The Government has ruled out reversing cuts to Adult Community Education (Ace) despite protests against the move.
More than 100,000 protest postcards are expected to arrive at Parliament from people affected by cuts to Ace funding.
Money for Ace programmes offered through secondary schools will be cut by 80 per cent from January and other programmes will be cut from 2011.
Community Learning Association through Schools (Class) president Maryke Fordyce said the cuts would affect more than 200,000 people in courses ranging from cooking and painting to business management.
The cuts would lead to job losses for up to 200 co-ordinators and about 2000 tutors.
Class was printing protest postcards and giving them to Ace providers to send to the Government. About 75,000 had been sent out and demand was so high that Class was printing another 50,000.
A review of Vote Education released last week showed spending on adult and community education was forecast to reach $50.6 million by 2012-13, up from $15.4m 12 years earlier.
Education Minister Anne Tolley said her office had received "a number of postcards about Ace" but was not counting them.
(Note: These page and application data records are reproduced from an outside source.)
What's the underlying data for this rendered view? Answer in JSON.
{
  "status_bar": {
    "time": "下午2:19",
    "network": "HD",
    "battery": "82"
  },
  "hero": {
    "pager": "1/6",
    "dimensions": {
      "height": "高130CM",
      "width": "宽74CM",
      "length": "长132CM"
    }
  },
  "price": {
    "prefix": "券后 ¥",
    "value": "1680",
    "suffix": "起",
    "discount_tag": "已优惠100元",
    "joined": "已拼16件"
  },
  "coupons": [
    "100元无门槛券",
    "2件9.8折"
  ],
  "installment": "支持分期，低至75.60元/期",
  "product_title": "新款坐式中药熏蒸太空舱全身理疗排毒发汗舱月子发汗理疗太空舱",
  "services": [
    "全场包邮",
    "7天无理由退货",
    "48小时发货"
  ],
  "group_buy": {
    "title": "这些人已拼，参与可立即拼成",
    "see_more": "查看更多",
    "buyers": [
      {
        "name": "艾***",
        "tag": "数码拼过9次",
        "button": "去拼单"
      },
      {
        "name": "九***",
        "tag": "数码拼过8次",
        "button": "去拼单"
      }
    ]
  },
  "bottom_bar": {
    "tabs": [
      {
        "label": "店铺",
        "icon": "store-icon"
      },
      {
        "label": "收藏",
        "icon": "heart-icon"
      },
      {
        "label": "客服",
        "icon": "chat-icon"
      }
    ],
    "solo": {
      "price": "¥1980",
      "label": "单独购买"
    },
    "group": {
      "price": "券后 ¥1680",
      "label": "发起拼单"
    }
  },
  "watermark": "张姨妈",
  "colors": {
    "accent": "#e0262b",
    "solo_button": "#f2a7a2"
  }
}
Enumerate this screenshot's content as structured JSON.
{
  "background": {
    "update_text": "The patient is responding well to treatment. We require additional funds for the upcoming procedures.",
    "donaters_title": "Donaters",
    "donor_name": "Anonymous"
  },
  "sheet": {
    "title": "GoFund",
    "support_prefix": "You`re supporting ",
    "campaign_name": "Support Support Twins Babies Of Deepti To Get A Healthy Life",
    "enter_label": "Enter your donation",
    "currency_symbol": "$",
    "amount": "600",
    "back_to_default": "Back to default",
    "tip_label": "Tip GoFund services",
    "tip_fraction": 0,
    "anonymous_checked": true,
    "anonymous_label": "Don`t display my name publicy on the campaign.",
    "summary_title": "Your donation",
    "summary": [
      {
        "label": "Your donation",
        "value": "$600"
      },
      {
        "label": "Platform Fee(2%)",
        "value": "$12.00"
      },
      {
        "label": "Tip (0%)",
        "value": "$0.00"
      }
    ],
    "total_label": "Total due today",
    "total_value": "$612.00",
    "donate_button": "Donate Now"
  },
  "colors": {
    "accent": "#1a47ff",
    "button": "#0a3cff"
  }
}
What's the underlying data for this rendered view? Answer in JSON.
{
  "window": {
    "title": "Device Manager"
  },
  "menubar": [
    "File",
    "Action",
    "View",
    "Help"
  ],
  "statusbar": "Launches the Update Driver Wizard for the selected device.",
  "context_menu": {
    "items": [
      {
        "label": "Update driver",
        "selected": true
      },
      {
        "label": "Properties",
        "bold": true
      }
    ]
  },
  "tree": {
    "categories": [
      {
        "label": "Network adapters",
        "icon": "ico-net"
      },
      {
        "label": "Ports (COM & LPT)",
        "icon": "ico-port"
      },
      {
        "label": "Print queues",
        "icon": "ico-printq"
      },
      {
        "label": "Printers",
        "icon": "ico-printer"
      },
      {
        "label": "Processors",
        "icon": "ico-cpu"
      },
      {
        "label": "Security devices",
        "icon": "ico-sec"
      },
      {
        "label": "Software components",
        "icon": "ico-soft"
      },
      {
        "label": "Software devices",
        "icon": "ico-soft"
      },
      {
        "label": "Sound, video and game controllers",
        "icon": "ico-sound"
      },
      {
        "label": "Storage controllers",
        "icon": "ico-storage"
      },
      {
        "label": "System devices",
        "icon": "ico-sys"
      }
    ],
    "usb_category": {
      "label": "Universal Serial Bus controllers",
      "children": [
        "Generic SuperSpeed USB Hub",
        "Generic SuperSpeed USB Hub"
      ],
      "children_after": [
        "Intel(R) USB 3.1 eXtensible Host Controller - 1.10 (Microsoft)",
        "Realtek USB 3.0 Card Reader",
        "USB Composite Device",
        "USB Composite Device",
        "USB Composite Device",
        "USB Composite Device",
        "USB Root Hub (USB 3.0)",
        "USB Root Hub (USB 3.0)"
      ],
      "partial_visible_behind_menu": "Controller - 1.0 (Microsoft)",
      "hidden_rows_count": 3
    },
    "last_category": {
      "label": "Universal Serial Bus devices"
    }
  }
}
They were the result of "a campaign based on misleading information and orchestrated by the Labour Party", she said.
The funding cuts were about priorities, and the Government had chosen to focus spending on numeracy and literacy programmes, she said.
"I'm faced with demand to fund extra places for young people wanting skills training. Is it reasonable to deny them funding in favour of personal interest and hobby courses?"
Labour tertiary education spokeswoman Maryan Street said the protests were a grassroots movement. Community anger at the decision had been underestimated by Tolley and Finance Minister Bill English.
- The Press